In case of a deal - Withdrawal Agreement
We need to look again at the Withdrawal Agreement as that’s the most likely scenario. Here it is! All 599 pages of it :D
Let’s look at a few of the Citizens’ Rights details…
All UK citizens in the EU (and EU in the UK) keep their current rights except for voting and standing in local and EU elections until the agreed date which may be extended. You will probably not be able to vote or stand in the upcoming local elections.
Some of what the agreement would guarantee

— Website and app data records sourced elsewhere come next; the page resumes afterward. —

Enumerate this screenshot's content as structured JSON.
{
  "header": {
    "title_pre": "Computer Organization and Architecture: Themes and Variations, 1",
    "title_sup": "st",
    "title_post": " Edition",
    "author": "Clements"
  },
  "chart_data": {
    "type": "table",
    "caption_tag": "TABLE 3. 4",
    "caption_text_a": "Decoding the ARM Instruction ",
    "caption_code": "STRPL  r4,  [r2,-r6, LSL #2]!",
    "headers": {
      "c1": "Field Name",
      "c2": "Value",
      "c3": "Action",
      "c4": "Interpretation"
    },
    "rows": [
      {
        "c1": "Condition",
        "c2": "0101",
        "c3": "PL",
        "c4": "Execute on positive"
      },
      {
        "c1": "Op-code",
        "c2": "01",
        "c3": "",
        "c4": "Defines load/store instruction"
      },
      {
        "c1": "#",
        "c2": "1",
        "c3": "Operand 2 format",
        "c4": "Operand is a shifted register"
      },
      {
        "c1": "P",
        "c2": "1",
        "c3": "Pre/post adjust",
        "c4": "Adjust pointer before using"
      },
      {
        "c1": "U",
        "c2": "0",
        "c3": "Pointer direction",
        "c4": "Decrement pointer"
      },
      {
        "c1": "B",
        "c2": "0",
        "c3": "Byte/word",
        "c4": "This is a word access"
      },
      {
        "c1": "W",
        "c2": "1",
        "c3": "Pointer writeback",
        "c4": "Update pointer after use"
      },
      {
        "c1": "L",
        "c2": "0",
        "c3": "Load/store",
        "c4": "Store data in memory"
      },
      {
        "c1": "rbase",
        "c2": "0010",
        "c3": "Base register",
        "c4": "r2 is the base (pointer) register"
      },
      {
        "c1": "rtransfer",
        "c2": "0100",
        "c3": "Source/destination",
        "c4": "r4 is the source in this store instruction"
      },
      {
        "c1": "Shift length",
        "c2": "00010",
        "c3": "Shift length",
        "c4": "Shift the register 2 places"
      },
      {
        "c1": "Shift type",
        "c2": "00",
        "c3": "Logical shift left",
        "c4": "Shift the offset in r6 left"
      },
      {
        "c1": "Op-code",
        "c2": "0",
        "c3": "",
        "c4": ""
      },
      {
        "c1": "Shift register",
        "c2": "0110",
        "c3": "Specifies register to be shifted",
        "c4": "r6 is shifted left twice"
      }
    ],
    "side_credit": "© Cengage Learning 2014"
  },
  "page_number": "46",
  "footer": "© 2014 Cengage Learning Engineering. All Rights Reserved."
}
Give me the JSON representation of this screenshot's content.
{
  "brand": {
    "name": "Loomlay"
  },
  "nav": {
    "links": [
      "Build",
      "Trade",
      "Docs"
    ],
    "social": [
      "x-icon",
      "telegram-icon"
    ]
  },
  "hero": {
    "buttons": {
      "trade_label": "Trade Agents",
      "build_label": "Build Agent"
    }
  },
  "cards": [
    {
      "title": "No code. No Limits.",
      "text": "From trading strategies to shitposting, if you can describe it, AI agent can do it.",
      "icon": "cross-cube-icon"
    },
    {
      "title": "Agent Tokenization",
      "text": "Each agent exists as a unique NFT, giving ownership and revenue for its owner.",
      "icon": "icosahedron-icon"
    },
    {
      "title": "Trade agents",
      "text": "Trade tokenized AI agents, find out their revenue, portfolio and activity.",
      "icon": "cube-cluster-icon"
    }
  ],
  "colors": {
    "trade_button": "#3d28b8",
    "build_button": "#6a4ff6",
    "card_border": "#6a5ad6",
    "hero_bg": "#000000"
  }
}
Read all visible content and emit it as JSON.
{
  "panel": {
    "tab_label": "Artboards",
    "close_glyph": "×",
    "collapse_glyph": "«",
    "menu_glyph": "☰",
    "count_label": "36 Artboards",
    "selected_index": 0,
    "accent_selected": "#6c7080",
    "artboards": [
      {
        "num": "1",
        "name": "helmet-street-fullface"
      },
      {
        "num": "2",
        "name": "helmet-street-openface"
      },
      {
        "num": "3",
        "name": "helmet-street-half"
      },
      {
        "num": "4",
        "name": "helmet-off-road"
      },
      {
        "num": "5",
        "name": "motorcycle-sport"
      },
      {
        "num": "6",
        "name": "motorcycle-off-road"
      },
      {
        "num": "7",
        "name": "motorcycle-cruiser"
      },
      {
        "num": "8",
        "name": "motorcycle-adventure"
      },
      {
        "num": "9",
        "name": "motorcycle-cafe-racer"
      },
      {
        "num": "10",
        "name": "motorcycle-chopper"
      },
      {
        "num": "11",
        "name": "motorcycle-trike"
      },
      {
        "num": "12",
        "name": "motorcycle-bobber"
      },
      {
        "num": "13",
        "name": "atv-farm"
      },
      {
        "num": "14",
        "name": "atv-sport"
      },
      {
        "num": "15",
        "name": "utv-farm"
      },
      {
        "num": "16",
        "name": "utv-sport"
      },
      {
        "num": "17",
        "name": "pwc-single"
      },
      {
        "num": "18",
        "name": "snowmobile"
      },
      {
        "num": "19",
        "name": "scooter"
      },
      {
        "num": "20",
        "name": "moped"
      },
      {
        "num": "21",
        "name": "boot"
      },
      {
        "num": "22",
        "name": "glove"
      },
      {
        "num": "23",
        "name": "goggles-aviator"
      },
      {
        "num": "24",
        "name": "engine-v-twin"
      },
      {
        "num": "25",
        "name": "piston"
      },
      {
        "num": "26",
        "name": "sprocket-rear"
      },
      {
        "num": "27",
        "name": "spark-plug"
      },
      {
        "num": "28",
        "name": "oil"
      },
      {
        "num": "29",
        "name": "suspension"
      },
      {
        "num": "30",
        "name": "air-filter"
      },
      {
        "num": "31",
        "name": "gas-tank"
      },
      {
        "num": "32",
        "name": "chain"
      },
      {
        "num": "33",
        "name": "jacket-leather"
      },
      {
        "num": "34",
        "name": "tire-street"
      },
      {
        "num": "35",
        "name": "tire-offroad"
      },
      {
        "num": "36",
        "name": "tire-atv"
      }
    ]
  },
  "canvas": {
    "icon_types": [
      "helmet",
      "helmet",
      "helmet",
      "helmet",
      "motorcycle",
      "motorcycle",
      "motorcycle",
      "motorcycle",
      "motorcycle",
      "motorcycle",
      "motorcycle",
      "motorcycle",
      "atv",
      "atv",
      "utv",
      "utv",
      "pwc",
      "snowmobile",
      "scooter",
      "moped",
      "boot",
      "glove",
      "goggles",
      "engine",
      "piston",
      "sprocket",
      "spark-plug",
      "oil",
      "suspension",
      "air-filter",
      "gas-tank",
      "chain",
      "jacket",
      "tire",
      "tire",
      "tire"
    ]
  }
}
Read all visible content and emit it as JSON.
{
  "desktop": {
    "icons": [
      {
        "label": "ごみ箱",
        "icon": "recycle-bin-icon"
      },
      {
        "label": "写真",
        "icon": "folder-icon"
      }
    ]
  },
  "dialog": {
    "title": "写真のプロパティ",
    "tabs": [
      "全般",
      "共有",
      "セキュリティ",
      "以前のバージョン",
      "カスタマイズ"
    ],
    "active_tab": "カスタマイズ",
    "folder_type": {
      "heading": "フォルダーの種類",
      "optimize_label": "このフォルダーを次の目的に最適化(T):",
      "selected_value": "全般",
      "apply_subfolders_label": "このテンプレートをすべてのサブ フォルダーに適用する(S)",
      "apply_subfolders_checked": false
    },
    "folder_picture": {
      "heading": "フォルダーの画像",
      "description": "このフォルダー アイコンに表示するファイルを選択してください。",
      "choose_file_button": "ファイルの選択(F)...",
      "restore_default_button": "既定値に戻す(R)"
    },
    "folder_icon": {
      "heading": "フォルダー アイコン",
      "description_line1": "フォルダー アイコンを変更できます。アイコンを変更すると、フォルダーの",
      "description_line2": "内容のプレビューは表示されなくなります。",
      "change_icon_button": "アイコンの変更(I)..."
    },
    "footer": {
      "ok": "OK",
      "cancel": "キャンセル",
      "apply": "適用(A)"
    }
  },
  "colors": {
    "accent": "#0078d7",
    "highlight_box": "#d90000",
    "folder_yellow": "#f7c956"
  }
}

If you are ‘legally resident’ on transition day (31 December 2020?) you will be covered by the agreement. This gives all those thinking of moving a little more time to plan. Legal residence will be the same EU rules as now - basically, it’s adequate income and health cover in your first 5 years of résidence. After 5 years you will be eligible for permanent residence and those arriving before the transition day can make up their 5 years after. Once you have got permanent residence you keep this for life (unless you leave for more than 5 years)
Work - some qualifications will still be recognised and frontier workers may continue working as before.
State pensions would be uprated the same as UK residents
Aggregation of Social Security contributions (pensions) will continue
Your S1 would be honoured and very probably your EHIC would remain valid in the UK
Your immediate family can come and join you (except spouses married after transition although EU law on this could be of help)
Some of what the agreement excludes
Ongoing freedom of movement :(
Certain qualifications :(
Loss of the Surinder Singh route for return to the UK with a TCN spouse - although that was always hard to have agreed in the UK :(
Providing cross border services for the self-employed - possibly :(
Fees for studies in the UK after 7 years - possibly
Basic banking freedoms lost - possibly
You will be required to have a residence document and I wouldn’t expect this to have worse terms than the one proposed in the decree - the CdRLD for those with 5+ years. Let’s hope too that legal residence during any transition will have the same income levels as those in the decree or better still no income limits as the EU in the UK enjoy. We don’t want to see Aspa levels for over 65s! This document will be free and family applications will be allowed. It’s likely that France will use an online system based on the one they have already prepared.
RIFT will continue to fight for our freedom of movement and more!